Received a drone? Watch the rules

Drones are popular gifts, especially this festive season, prompting the CAAS to issue an updated list on the dos and don'ts of responsible flying.
Drones are popular gifts, especially this festive season, prompting the CAAS to issue an updated list on the dos and don'ts of responsible flying.PHOTO: AVETICS

Drones are a popular Christmas gift this year, prompting the authorities to remind recreational drone fliers who may have received the latest model toy to practise safe flying.

An updated list of dos and don'ts has been put out by the Civil Aviation Authority of Singapore (CAAS) for these hobbyists, including those flying drones for the first time.

The precautionary move was taken because since new regulations kicked in June last year, there have been about 25 cases of drone operators flying foul of the rules.

The regulations spell out, among others, when a drone-flying permit is required and where drones can be flown safely.

CAAS director for the aviation industry, Mr Daniel Ng, said the campaign is being done in the interest of flight and public safety, and to raise people's awareness "on the need to fly their drones safely and responsibly". It was launched last week.

Desired flying practices include sending the mini-machines up in the sky only when the weather is clear and visibility is good, said the CAAS.

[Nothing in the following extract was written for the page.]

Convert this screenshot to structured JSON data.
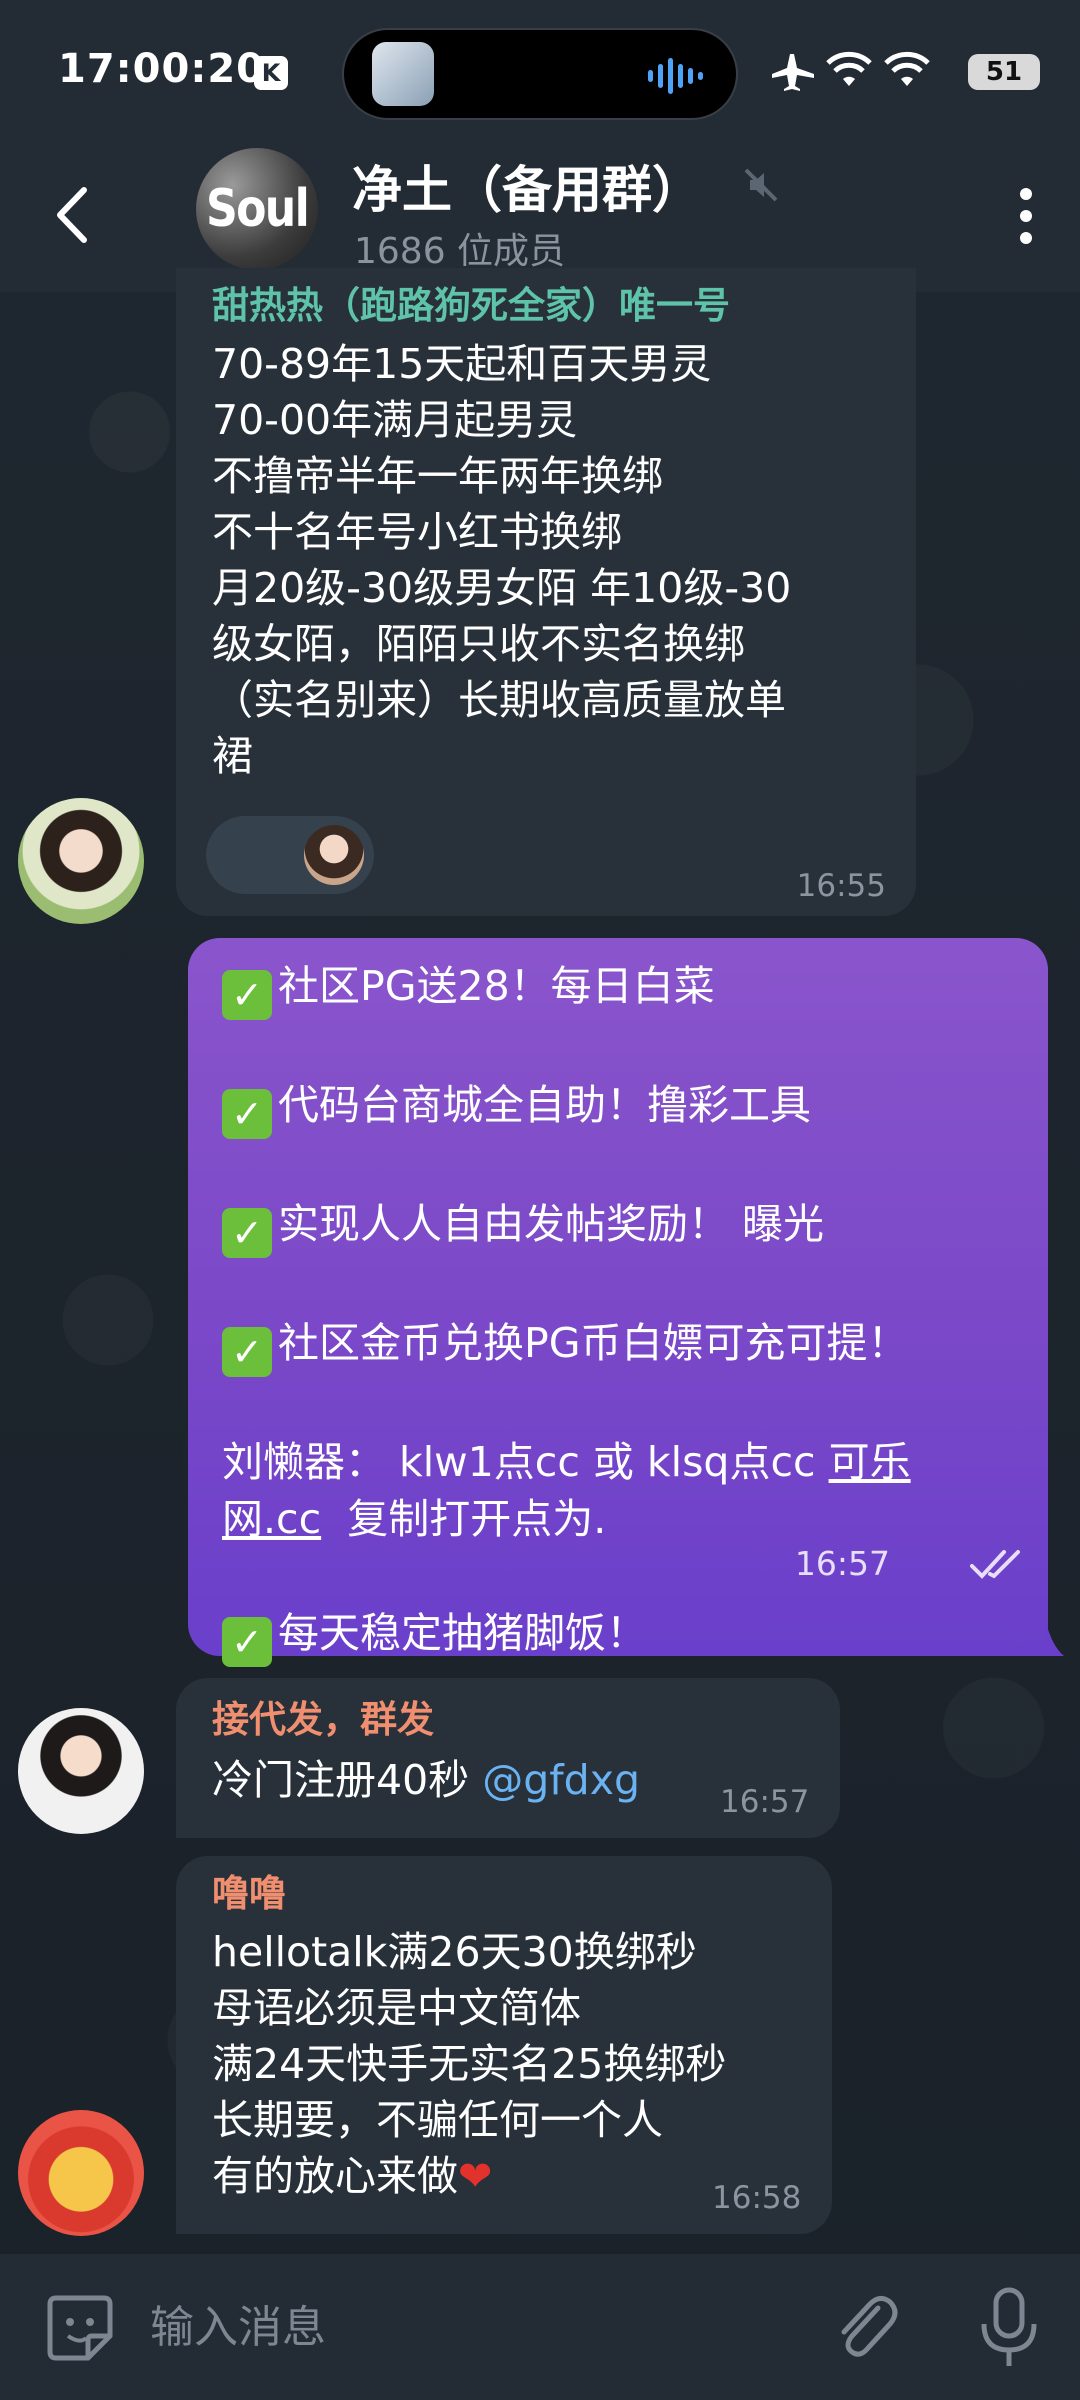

Users are also advised to keep their drones in sight all the time and not to fly over crowds or areas where they may interfere with emergency or moving vehicles.

A permit is a must when the drone weighs more than 7kg, flies above a height of 60m or is used for commercial purposes.

Operators also need to apply for a permit to ensure they do not fly over restricted and dangerous zones, including within 5km of an airport or airbase.

Those who break the rules can be fined up to $20,000 for their first offence. Repeat offenders can be fined up to $40,000, jailed up to 15 months, or given both punishments.

Drone retailers like Rotor Hobby say Christmas sales have risen.

Rotor is selling about 20 per cent more this festive month, especially for the cheaper models that start from as low as $39, said its manager, Ms Swen Lee. She added that first-timers "actually ask us for advice as they're afraid they may do something illegal".

Mr Alvin Lim, who works at The Drone Shop, said the store "has a big poster listing the dos and don'ts that we show to new fliers".

Mr Felix Oking, 34, an administrator of drone hobby group Universal Drones Singapore, said newcomers should preferably not go it alone on their maiden flight.

"They should do it with an experienced flier.''

He added: "New fliers can also join online drone groups, where they can get advice and tips on how to fly their drones."

A version of this article appeared in the print edition of The Straits Times on December 24, 2016, with the headline 'Received a drone? Watch the rules'. Print Edition | Subscribe